[Required work] Below are some records. Count the lines with "Klemme" in them and give nothing but the total.

[Records for the exercise]
:::::
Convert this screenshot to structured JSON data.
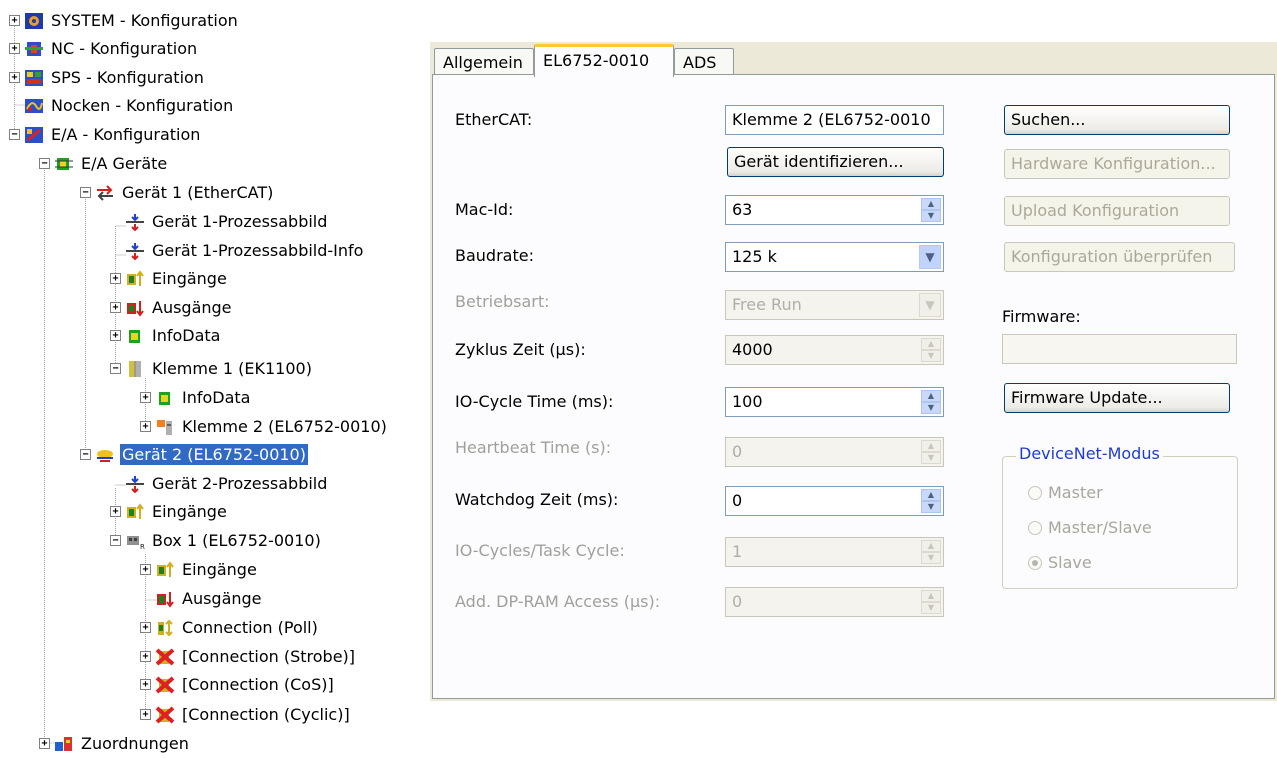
{
  "tree": {
    "nodes": [
      {
        "label": "SYSTEM - Konfiguration",
        "icon": "system-config-icon",
        "expander": "+"
      },
      {
        "label": "NC - Konfiguration",
        "icon": "nc-config-icon",
        "expander": "+"
      },
      {
        "label": "SPS - Konfiguration",
        "icon": "plc-config-icon",
        "expander": "+"
      },
      {
        "label": "Nocken - Konfiguration",
        "icon": "cam-config-icon",
        "expander": ""
      },
      {
        "label": "E/A - Konfiguration",
        "icon": "io-config-icon",
        "expander": "−"
      },
      {
        "label": "E/A Geräte",
        "icon": "io-devices-icon",
        "expander": "−"
      },
      {
        "label": "Gerät 1 (EtherCAT)",
        "icon": "ethercat-device-icon",
        "expander": "−"
      },
      {
        "label": "Gerät 1-Prozessabbild",
        "icon": "process-image-icon",
        "expander": ""
      },
      {
        "label": "Gerät 1-Prozessabbild-Info",
        "icon": "process-image-icon",
        "expander": ""
      },
      {
        "label": "Eingänge",
        "icon": "inputs-icon",
        "expander": "+"
      },
      {
        "label": "Ausgänge",
        "icon": "outputs-icon",
        "expander": "+"
      },
      {
        "label": "InfoData",
        "icon": "infodata-icon",
        "expander": "+"
      },
      {
        "label": "Klemme 1 (EK1100)",
        "icon": "coupler-terminal-icon",
        "expander": "−"
      },
      {
        "label": "InfoData",
        "icon": "infodata-icon",
        "expander": "+"
      },
      {
        "label": "Klemme 2 (EL6752-0010)",
        "icon": "terminal-icon",
        "expander": "+"
      },
      {
        "label": "Gerät 2 (EL6752-0010)",
        "icon": "devicenet-device-icon",
        "expander": "−"
      },
      {
        "label": "Gerät 2-Prozessabbild",
        "icon": "process-image-icon",
        "expander": ""
      },
      {
        "label": "Eingänge",
        "icon": "inputs-icon",
        "expander": "+"
      },
      {
        "label": "Box 1 (EL6752-0010)",
        "icon": "box-icon",
        "expander": "−"
      },
      {
        "label": "Eingänge",
        "icon": "inputs-icon",
        "expander": "+"
      },
      {
        "label": "Ausgänge",
        "icon": "outputs-icon",
        "expander": ""
      },
      {
        "label": "Connection (Poll)",
        "icon": "connection-poll-icon",
        "expander": "+"
      },
      {
        "label": "[Connection (Strobe)]",
        "icon": "connection-disabled-icon",
        "expander": "+"
      },
      {
        "label": "[Connection (CoS)]",
        "icon": "connection-disabled-icon",
        "expander": "+"
      },
      {
        "label": "[Connection (Cyclic)]",
        "icon": "connection-disabled-icon",
        "expander": "+"
      },
      {
        "label": "Zuordnungen",
        "icon": "mappings-icon",
        "expander": "+"
      }
    ],
    "selected_label": "Gerät 2 (EL6752-0010)"
  },
  "tabs": [
    {
      "label": "Allgemein"
    },
    {
      "label": "EL6752-0010"
    },
    {
      "label": "ADS"
    }
  ],
  "form": {
    "ethercat": {
      "label": "EtherCAT:",
      "value": "Klemme 2 (EL6752-0010"
    },
    "identify_button": "Gerät identifizieren...",
    "mac_id": {
      "label": "Mac-Id:",
      "value": "63"
    },
    "baudrate": {
      "label": "Baudrate:",
      "value": "125 k"
    },
    "betriebsart": {
      "label": "Betriebsart:",
      "value": "Free Run"
    },
    "zyklus_zeit": {
      "label": "Zyklus Zeit (µs):",
      "value": "4000"
    },
    "io_cycle_time": {
      "label": "IO-Cycle Time (ms):",
      "value": "100"
    },
    "heartbeat_time": {
      "label": "Heartbeat Time (s):",
      "value": "0"
    },
    "watchdog_zeit": {
      "label": "Watchdog Zeit (ms):",
      "value": "0"
    },
    "io_cycles_task": {
      "label": "IO-Cycles/Task Cycle:",
      "value": "1"
    },
    "dp_ram_access": {
      "label": "Add. DP-RAM Access (µs):",
      "value": "0"
    }
  },
  "side": {
    "suchen_button": "Suchen...",
    "hw_config_button": "Hardware Konfiguration...",
    "upload_config_button": "Upload Konfiguration",
    "check_config_button": "Konfiguration überprüfen",
    "firmware_label": "Firmware:",
    "firmware_value": "",
    "firmware_update_button": "Firmware Update...",
    "devicenet_group": {
      "title": "DeviceNet-Modus",
      "options": [
        "Master",
        "Master/Slave",
        "Slave"
      ],
      "selected": "Slave"
    }
  },
  "colors": {
    "selection": "#316ac5",
    "panel": "#ece9d8",
    "page": "#fcfcfe",
    "group_title": "#1e3cd2",
    "active_tab_accent": "#ffc83c"
  }
}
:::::
[Output for this exercise] 3